**Exercise data**.
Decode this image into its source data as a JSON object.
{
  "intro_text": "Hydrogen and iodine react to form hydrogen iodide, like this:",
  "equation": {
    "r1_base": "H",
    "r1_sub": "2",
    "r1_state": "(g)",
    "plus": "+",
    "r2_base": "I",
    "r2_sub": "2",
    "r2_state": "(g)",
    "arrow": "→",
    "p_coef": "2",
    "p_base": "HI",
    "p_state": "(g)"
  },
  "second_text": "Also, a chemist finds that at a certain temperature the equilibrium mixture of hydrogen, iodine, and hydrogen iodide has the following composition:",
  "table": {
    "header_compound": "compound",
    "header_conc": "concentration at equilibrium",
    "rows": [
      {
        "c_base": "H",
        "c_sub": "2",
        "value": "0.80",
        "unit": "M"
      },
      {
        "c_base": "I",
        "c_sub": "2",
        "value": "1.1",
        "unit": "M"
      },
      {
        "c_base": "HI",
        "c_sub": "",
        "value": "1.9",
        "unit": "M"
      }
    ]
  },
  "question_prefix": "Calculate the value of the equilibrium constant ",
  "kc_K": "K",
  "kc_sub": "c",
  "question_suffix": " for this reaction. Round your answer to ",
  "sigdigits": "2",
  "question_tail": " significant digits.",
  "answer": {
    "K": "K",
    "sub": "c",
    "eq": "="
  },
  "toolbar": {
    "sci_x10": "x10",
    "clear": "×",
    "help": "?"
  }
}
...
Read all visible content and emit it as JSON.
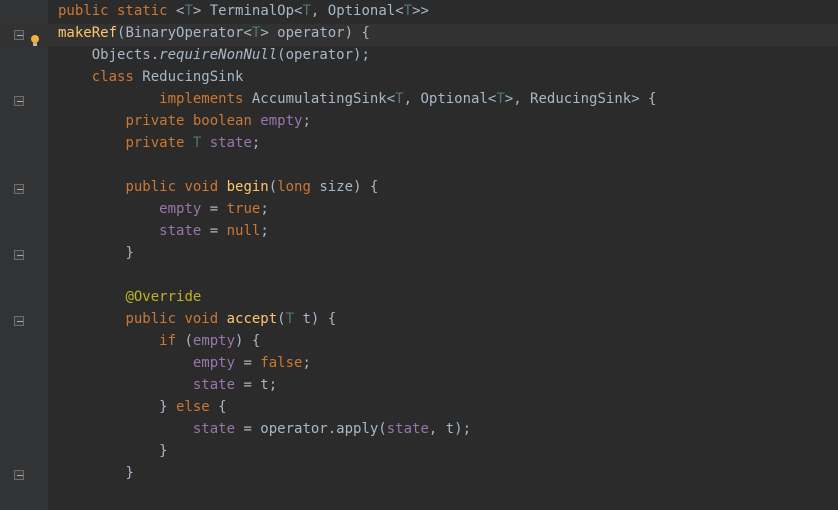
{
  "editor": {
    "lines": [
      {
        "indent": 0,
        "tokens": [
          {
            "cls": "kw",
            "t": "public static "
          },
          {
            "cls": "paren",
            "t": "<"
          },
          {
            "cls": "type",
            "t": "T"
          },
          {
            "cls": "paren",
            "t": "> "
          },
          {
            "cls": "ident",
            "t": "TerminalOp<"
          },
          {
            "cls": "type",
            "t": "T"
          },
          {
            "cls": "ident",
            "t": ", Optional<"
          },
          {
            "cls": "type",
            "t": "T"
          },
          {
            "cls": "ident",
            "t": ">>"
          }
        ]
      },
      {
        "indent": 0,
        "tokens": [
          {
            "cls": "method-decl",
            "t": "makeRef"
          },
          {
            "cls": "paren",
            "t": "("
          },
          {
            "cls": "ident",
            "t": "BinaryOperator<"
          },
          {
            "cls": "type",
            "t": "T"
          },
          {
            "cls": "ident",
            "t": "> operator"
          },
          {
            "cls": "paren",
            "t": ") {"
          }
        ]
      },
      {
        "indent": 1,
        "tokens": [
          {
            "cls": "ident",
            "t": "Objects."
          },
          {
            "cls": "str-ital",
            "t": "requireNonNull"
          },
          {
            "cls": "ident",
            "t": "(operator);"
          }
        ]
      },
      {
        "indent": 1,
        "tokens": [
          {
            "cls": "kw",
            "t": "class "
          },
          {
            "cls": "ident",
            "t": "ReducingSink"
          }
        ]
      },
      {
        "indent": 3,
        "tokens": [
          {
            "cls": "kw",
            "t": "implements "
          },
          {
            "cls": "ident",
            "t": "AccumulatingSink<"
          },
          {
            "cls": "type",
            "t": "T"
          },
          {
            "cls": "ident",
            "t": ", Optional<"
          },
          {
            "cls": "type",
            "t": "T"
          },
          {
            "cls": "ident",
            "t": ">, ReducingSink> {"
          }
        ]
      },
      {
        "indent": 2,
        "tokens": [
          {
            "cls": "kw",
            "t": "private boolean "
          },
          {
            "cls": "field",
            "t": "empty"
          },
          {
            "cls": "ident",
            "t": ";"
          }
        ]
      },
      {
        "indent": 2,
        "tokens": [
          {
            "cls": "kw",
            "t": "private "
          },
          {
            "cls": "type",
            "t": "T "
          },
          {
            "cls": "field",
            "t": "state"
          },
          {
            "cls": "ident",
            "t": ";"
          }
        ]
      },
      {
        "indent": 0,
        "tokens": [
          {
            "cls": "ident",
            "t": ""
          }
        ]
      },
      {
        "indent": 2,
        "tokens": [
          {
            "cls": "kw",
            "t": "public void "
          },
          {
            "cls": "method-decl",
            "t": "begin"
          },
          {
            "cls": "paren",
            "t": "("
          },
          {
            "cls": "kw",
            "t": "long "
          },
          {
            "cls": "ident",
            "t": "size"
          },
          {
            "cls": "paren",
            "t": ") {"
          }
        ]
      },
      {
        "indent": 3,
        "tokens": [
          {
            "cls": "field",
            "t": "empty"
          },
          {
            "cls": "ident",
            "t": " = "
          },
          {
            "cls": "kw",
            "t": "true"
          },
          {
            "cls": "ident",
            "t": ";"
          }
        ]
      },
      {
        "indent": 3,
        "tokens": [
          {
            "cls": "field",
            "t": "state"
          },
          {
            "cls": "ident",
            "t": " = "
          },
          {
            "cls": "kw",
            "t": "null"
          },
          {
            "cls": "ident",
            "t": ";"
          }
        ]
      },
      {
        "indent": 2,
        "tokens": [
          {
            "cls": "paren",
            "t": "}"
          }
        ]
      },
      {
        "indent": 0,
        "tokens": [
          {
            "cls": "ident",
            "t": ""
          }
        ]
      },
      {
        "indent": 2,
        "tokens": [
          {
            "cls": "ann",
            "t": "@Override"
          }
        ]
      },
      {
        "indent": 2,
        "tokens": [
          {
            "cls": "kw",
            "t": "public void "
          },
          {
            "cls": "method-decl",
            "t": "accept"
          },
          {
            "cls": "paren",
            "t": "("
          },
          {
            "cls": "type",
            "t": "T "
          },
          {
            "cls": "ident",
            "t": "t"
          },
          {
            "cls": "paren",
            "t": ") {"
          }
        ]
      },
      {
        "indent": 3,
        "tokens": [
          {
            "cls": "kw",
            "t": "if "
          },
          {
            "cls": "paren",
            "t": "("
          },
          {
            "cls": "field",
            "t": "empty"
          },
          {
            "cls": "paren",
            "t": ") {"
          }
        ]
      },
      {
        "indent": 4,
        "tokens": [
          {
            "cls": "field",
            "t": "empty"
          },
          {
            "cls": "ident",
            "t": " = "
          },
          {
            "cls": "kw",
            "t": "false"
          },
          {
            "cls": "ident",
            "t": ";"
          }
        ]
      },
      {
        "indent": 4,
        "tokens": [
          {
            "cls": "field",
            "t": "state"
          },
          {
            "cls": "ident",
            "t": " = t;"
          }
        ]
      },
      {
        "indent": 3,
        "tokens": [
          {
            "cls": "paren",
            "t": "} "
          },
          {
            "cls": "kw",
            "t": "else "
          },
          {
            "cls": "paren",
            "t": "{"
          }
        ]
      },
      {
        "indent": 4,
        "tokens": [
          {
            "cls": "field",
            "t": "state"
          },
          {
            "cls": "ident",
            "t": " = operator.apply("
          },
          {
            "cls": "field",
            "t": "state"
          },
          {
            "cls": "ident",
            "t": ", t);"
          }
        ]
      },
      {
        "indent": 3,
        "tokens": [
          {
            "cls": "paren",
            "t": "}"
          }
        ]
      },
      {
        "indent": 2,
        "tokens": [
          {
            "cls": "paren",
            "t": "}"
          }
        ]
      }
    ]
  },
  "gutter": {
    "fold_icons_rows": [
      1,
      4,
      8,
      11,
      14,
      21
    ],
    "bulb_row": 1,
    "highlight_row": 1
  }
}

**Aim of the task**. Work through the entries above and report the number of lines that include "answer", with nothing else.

**Solution**. 2